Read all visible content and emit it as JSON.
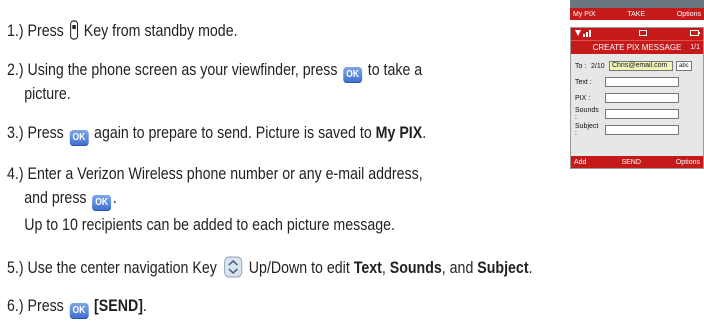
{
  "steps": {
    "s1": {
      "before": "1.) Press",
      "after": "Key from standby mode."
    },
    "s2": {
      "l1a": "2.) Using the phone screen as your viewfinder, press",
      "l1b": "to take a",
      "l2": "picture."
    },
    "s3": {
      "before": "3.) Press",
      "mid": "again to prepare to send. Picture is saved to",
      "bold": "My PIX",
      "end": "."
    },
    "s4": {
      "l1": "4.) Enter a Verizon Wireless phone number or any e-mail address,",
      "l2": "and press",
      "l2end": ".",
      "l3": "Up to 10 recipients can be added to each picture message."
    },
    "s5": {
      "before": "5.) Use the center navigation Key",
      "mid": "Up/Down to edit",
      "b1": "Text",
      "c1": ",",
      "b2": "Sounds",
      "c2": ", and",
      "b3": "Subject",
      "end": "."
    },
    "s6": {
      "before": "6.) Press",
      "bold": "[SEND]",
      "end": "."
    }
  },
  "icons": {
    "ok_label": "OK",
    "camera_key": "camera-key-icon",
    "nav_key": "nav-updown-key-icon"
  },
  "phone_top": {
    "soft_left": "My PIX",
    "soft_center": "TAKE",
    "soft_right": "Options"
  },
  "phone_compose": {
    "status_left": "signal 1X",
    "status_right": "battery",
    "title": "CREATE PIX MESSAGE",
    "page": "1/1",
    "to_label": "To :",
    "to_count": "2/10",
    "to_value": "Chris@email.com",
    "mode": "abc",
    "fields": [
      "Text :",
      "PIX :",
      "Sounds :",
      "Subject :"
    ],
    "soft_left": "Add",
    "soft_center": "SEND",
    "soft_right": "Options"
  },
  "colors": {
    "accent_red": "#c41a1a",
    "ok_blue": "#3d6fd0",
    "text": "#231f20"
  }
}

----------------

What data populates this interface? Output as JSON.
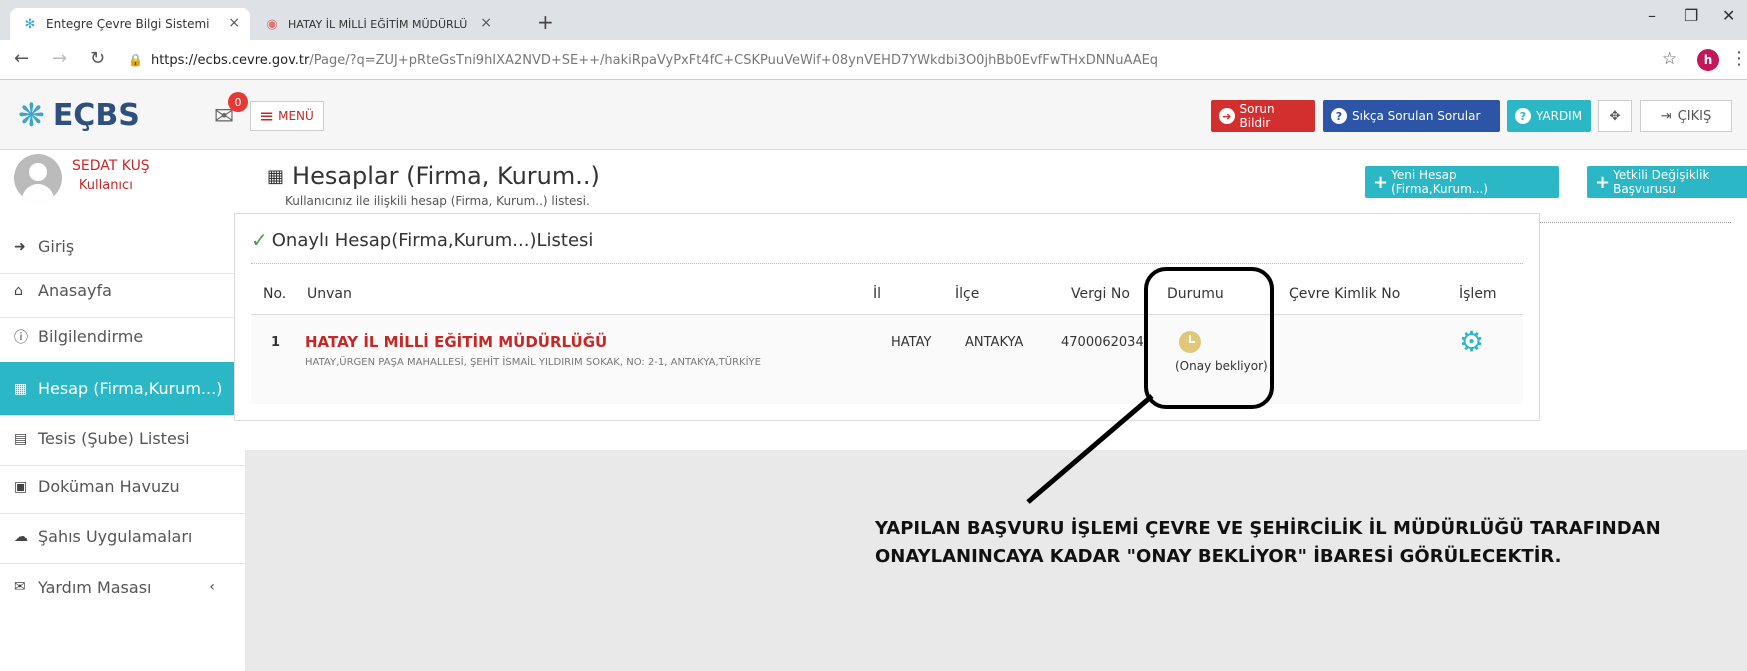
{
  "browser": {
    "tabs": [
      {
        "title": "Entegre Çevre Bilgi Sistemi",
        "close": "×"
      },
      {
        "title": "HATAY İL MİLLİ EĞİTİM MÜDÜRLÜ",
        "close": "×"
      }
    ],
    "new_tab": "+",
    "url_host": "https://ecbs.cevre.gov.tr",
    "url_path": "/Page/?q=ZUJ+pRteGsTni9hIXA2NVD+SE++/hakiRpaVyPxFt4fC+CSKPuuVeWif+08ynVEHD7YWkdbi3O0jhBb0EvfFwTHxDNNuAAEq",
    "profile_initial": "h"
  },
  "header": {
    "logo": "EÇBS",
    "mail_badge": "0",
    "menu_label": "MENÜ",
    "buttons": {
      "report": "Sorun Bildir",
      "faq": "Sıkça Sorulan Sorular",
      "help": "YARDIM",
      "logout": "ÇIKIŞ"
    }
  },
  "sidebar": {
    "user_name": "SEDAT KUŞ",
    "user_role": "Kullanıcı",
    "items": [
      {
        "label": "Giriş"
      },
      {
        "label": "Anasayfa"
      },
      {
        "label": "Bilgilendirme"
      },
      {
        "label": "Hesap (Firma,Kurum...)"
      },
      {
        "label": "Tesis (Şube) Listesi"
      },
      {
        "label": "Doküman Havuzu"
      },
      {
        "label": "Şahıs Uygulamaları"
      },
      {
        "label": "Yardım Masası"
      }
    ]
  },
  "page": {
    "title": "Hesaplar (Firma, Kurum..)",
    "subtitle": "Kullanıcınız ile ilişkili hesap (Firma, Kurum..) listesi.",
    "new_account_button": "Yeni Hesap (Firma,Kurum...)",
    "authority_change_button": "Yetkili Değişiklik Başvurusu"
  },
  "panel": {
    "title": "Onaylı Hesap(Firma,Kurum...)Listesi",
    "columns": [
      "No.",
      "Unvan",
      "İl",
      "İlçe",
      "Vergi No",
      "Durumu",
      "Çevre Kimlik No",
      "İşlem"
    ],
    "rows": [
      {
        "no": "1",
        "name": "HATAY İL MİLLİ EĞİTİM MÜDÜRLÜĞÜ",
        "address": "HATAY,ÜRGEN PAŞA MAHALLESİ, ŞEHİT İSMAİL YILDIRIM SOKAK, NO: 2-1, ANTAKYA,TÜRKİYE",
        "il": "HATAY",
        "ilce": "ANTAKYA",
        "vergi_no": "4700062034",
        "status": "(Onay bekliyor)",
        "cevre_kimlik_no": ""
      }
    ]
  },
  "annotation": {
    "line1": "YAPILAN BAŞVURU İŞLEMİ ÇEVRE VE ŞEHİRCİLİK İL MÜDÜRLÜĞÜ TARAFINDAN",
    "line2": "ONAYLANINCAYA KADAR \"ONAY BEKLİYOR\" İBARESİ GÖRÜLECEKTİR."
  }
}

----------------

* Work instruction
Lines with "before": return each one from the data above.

* Output for this task
      "before": "1.) Press",
      "before": "3.) Press",
      "before": "5.) Use the center navigation Key",
      "before": "6.) Press",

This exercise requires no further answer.